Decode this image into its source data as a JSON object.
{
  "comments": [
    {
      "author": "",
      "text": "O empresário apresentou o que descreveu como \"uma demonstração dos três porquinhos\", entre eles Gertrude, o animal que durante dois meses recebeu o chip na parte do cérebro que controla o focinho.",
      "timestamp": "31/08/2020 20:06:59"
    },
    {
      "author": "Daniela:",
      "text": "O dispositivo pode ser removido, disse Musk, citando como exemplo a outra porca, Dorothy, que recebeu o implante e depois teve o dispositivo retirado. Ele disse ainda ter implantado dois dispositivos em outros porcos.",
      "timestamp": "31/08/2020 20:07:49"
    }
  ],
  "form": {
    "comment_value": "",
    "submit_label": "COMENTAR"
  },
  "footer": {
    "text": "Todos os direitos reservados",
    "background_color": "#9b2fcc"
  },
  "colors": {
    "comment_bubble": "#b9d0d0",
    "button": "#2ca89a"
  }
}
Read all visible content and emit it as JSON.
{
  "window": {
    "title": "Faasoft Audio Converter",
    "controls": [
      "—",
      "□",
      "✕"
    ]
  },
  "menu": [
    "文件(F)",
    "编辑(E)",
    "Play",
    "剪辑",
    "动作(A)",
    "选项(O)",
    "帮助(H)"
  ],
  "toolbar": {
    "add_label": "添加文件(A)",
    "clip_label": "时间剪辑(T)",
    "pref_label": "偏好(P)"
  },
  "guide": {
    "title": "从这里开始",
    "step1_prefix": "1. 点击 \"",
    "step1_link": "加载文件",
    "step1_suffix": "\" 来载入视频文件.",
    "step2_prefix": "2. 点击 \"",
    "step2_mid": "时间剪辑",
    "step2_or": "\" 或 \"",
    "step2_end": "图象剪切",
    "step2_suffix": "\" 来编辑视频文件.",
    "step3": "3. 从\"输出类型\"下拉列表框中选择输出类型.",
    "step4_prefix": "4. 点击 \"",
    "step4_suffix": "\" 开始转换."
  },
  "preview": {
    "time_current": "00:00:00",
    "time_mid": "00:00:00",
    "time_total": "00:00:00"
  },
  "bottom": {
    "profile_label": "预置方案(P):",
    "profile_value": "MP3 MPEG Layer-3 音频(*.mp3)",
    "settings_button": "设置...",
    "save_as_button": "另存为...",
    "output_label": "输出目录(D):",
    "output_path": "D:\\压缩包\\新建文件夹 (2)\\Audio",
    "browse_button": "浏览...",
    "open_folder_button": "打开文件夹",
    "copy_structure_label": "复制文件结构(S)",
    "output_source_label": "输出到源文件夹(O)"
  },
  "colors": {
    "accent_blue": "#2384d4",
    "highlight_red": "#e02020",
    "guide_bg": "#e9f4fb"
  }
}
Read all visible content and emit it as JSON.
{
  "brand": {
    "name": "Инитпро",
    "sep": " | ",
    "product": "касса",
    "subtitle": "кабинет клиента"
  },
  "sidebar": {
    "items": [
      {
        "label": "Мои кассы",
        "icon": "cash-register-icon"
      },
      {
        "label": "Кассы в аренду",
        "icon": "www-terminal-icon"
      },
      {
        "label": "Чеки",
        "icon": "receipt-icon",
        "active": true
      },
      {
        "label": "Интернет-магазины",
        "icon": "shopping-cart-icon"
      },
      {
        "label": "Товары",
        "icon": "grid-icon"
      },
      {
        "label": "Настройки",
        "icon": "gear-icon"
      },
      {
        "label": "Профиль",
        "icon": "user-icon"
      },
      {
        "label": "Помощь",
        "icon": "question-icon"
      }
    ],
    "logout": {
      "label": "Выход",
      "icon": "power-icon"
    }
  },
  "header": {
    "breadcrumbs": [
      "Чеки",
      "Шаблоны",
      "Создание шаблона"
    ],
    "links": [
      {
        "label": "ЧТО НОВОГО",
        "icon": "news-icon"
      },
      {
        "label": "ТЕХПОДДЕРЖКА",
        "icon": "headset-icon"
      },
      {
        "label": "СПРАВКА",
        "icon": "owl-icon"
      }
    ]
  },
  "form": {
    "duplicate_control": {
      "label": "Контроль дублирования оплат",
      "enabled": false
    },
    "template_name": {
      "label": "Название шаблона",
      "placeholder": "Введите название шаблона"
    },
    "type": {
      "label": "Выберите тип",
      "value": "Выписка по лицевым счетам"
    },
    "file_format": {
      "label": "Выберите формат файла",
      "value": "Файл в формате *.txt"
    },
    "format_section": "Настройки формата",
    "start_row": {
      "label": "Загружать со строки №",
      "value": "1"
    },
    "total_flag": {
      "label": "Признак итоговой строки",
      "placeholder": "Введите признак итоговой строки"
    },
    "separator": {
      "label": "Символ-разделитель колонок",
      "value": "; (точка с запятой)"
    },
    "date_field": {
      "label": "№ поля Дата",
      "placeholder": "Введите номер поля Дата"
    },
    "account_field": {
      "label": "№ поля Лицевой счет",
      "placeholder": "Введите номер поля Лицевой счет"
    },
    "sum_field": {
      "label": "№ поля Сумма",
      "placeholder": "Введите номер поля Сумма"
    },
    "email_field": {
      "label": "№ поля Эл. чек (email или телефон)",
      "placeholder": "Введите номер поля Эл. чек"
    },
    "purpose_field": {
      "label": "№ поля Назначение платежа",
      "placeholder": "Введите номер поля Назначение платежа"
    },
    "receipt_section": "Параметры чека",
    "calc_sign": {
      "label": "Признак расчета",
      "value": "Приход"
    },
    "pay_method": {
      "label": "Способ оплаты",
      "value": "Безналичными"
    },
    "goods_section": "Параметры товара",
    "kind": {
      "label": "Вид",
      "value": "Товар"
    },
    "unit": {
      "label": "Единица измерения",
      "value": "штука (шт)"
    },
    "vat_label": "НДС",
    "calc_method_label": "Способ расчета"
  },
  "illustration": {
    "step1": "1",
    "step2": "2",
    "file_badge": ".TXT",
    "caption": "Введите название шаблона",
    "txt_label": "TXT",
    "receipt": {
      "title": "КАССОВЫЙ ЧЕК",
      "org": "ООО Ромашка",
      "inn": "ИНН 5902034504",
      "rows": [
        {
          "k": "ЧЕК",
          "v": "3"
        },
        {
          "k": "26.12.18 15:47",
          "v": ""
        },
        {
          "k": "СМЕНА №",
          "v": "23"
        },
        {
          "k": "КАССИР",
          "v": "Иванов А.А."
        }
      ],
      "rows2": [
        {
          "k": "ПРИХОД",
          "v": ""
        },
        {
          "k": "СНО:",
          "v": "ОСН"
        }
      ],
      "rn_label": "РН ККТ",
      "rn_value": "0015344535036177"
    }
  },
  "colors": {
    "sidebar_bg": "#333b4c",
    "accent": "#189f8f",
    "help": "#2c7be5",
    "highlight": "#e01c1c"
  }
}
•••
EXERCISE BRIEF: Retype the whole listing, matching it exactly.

ANSWER:
Decode this image into its source data as a JSON object.
{
  "comments": [
    {
      "author": "",
      "text": "O empresário apresentou o que descreveu como \"uma demonstração dos três porquinhos\", entre eles Gertrude, o animal que durante dois meses recebeu o chip na parte do cérebro que controla o focinho.",
      "timestamp": "31/08/2020 20:06:59"
    },
    {
      "author": "Daniela:",
      "text": "O dispositivo pode ser removido, disse Musk, citando como exemplo a outra porca, Dorothy, que recebeu o implante e depois teve o dispositivo retirado. Ele disse ainda ter implantado dois dispositivos em outros porcos.",
      "timestamp": "31/08/2020 20:07:49"
    }
  ],
  "form": {
    "comment_value": "",
    "submit_label": "COMENTAR"
  },
  "footer": {
    "text": "Todos os direitos reservados",
    "background_color": "#9b2fcc"
  },
  "colors": {
    "comment_bubble": "#b9d0d0",
    "button": "#2ca89a"
  }
}
Read all visible content and emit it as JSON.
{
  "window": {
    "title": "Faasoft Audio Converter",
    "controls": [
      "—",
      "□",
      "✕"
    ]
  },
  "menu": [
    "文件(F)",
    "编辑(E)",
    "Play",
    "剪辑",
    "动作(A)",
    "选项(O)",
    "帮助(H)"
  ],
  "toolbar": {
    "add_label": "添加文件(A)",
    "clip_label": "时间剪辑(T)",
    "pref_label": "偏好(P)"
  },
  "guide": {
    "title": "从这里开始",
    "step1_prefix": "1. 点击 \"",
    "step1_link": "加载文件",
    "step1_suffix": "\" 来载入视频文件.",
    "step2_prefix": "2. 点击 \"",
    "step2_mid": "时间剪辑",
    "step2_or": "\" 或 \"",
    "step2_end": "图象剪切",
    "step2_suffix": "\" 来编辑视频文件.",
    "step3": "3. 从\"输出类型\"下拉列表框中选择输出类型.",
    "step4_prefix": "4. 点击 \"",
    "step4_suffix": "\" 开始转换."
  },
  "preview": {
    "time_current": "00:00:00",
    "time_mid": "00:00:00",
    "time_total": "00:00:00"
  },
  "bottom": {
    "profile_label": "预置方案(P):",
    "profile_value": "MP3 MPEG Layer-3 音频(*.mp3)",
    "settings_button": "设置...",
    "save_as_button": "另存为...",
    "output_label": "输出目录(D):",
    "output_path": "D:\\压缩包\\新建文件夹 (2)\\Audio",
    "browse_button": "浏览...",
    "open_folder_button": "打开文件夹",
    "copy_structure_label": "复制文件结构(S)",
    "output_source_label": "输出到源文件夹(O)"
  },
  "colors": {
    "accent_blue": "#2384d4",
    "highlight_red": "#e02020",
    "guide_bg": "#e9f4fb"
  }
}
Read all visible content and emit it as JSON.
{
  "brand": {
    "name": "Инитпро",
    "sep": " | ",
    "product": "касса",
    "subtitle": "кабинет клиента"
  },
  "sidebar": {
    "items": [
      {
        "label": "Мои кассы",
        "icon": "cash-register-icon"
      },
      {
        "label": "Кассы в аренду",
        "icon": "www-terminal-icon"
      },
      {
        "label": "Чеки",
        "icon": "receipt-icon",
        "active": true
      },
      {
        "label": "Интернет-магазины",
        "icon": "shopping-cart-icon"
      },
      {
        "label": "Товары",
        "icon": "grid-icon"
      },
      {
        "label": "Настройки",
        "icon": "gear-icon"
      },
      {
        "label": "Профиль",
        "icon": "user-icon"
      },
      {
        "label": "Помощь",
        "icon": "question-icon"
      }
    ],
    "logout": {
      "label": "Выход",
      "icon": "power-icon"
    }
  },
  "header": {
    "breadcrumbs": [
      "Чеки",
      "Шаблоны",
      "Создание шаблона"
    ],
    "links": [
      {
        "label": "ЧТО НОВОГО",
        "icon": "news-icon"
      },
      {
        "label": "ТЕХПОДДЕРЖКА",
        "icon": "headset-icon"
      },
      {
        "label": "СПРАВКА",
        "icon": "owl-icon"
      }
    ]
  },
  "form": {
    "duplicate_control": {
      "label": "Контроль дублирования оплат",
      "enabled": false
    },
    "template_name": {
      "label": "Название шаблона",
      "placeholder": "Введите название шаблона"
    },
    "type": {
      "label": "Выберите тип",
      "value": "Выписка по лицевым счетам"
    },
    "file_format": {
      "label": "Выберите формат файла",
      "value": "Файл в формате *.txt"
    },
    "format_section": "Настройки формата",
    "start_row": {
      "label": "Загружать со строки №",
      "value": "1"
    },
    "total_flag": {
      "label": "Признак итоговой строки",
      "placeholder": "Введите признак итоговой строки"
    },
    "separator": {
      "label": "Символ-разделитель колонок",
      "value": "; (точка с запятой)"
    },
    "date_field": {
      "label": "№ поля Дата",
      "placeholder": "Введите номер поля Дата"
    },
    "account_field": {
      "label": "№ поля Лицевой счет",
      "placeholder": "Введите номер поля Лицевой счет"
    },
    "sum_field": {
      "label": "№ поля Сумма",
      "placeholder": "Введите номер поля Сумма"
    },
    "email_field": {
      "label": "№ поля Эл. чек (email или телефон)",
      "placeholder": "Введите номер поля Эл. чек"
    },
    "purpose_field": {
      "label": "№ поля Назначение платежа",
      "placeholder": "Введите номер поля Назначение платежа"
    },
    "receipt_section": "Параметры чека",
    "calc_sign": {
      "label": "Признак расчета",
      "value": "Приход"
    },
    "pay_method": {
      "label": "Способ оплаты",
      "value": "Безналичными"
    },
    "goods_section": "Параметры товара",
    "kind": {
      "label": "Вид",
      "value": "Товар"
    },
    "unit": {
      "label": "Единица измерения",
      "value": "штука (шт)"
    },
    "vat_label": "НДС",
    "calc_method_label": "Способ расчета"
  },
  "illustration": {
    "step1": "1",
    "step2": "2",
    "file_badge": ".TXT",
    "caption": "Введите название шаблона",
    "txt_label": "TXT",
    "receipt": {
      "title": "КАССОВЫЙ ЧЕК",
      "org": "ООО Ромашка",
      "inn": "ИНН 5902034504",
      "rows": [
        {
          "k": "ЧЕК",
          "v": "3"
        },
        {
          "k": "26.12.18 15:47",
          "v": ""
        },
        {
          "k": "СМЕНА №",
          "v": "23"
        },
        {
          "k": "КАССИР",
          "v": "Иванов А.А."
        }
      ],
      "rows2": [
        {
          "k": "ПРИХОД",
          "v": ""
        },
        {
          "k": "СНО:",
          "v": "ОСН"
        }
      ],
      "rn_label": "РН ККТ",
      "rn_value": "0015344535036177"
    }
  },
  "colors": {
    "sidebar_bg": "#333b4c",
    "accent": "#189f8f",
    "help": "#2c7be5",
    "highlight": "#e01c1c"
  }
}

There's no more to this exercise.